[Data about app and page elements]
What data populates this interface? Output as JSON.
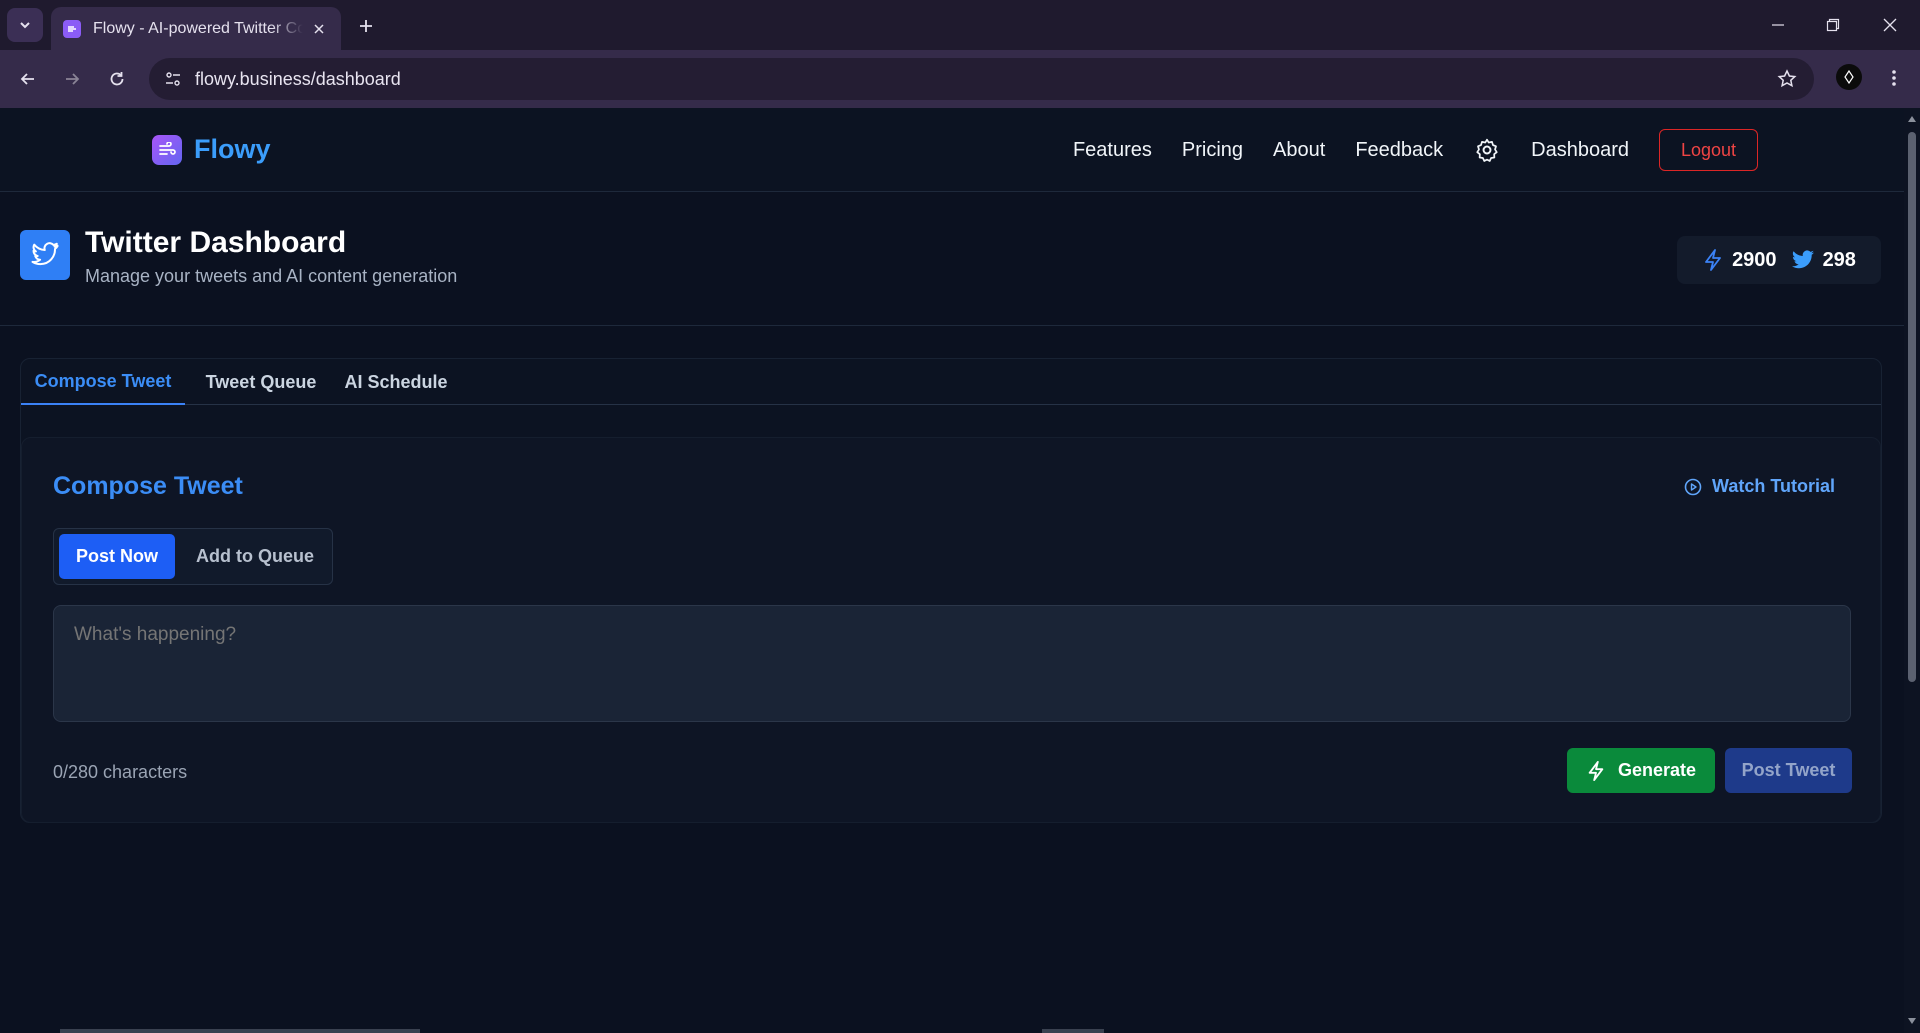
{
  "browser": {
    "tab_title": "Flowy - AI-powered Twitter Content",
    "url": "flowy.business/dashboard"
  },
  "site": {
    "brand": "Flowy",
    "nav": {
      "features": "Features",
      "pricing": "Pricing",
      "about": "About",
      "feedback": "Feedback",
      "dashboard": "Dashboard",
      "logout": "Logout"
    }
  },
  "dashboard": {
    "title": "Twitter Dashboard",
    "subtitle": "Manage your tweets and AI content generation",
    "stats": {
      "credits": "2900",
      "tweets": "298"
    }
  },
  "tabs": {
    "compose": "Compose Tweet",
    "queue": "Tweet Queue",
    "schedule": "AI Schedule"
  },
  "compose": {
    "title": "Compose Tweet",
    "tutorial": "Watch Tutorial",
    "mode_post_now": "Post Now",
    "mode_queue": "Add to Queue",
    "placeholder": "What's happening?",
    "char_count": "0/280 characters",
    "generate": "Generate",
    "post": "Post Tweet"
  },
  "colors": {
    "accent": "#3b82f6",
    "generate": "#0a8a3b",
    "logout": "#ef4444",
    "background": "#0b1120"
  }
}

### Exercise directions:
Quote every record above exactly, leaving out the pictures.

### Task response:
What data populates this interface? Output as JSON.
{
  "browser": {
    "tab_title": "Flowy - AI-powered Twitter Content",
    "url": "flowy.business/dashboard"
  },
  "site": {
    "brand": "Flowy",
    "nav": {
      "features": "Features",
      "pricing": "Pricing",
      "about": "About",
      "feedback": "Feedback",
      "dashboard": "Dashboard",
      "logout": "Logout"
    }
  },
  "dashboard": {
    "title": "Twitter Dashboard",
    "subtitle": "Manage your tweets and AI content generation",
    "stats": {
      "credits": "2900",
      "tweets": "298"
    }
  },
  "tabs": {
    "compose": "Compose Tweet",
    "queue": "Tweet Queue",
    "schedule": "AI Schedule"
  },
  "compose": {
    "title": "Compose Tweet",
    "tutorial": "Watch Tutorial",
    "mode_post_now": "Post Now",
    "mode_queue": "Add to Queue",
    "placeholder": "What's happening?",
    "char_count": "0/280 characters",
    "generate": "Generate",
    "post": "Post Tweet"
  },
  "colors": {
    "accent": "#3b82f6",
    "generate": "#0a8a3b",
    "logout": "#ef4444",
    "background": "#0b1120"
  }
}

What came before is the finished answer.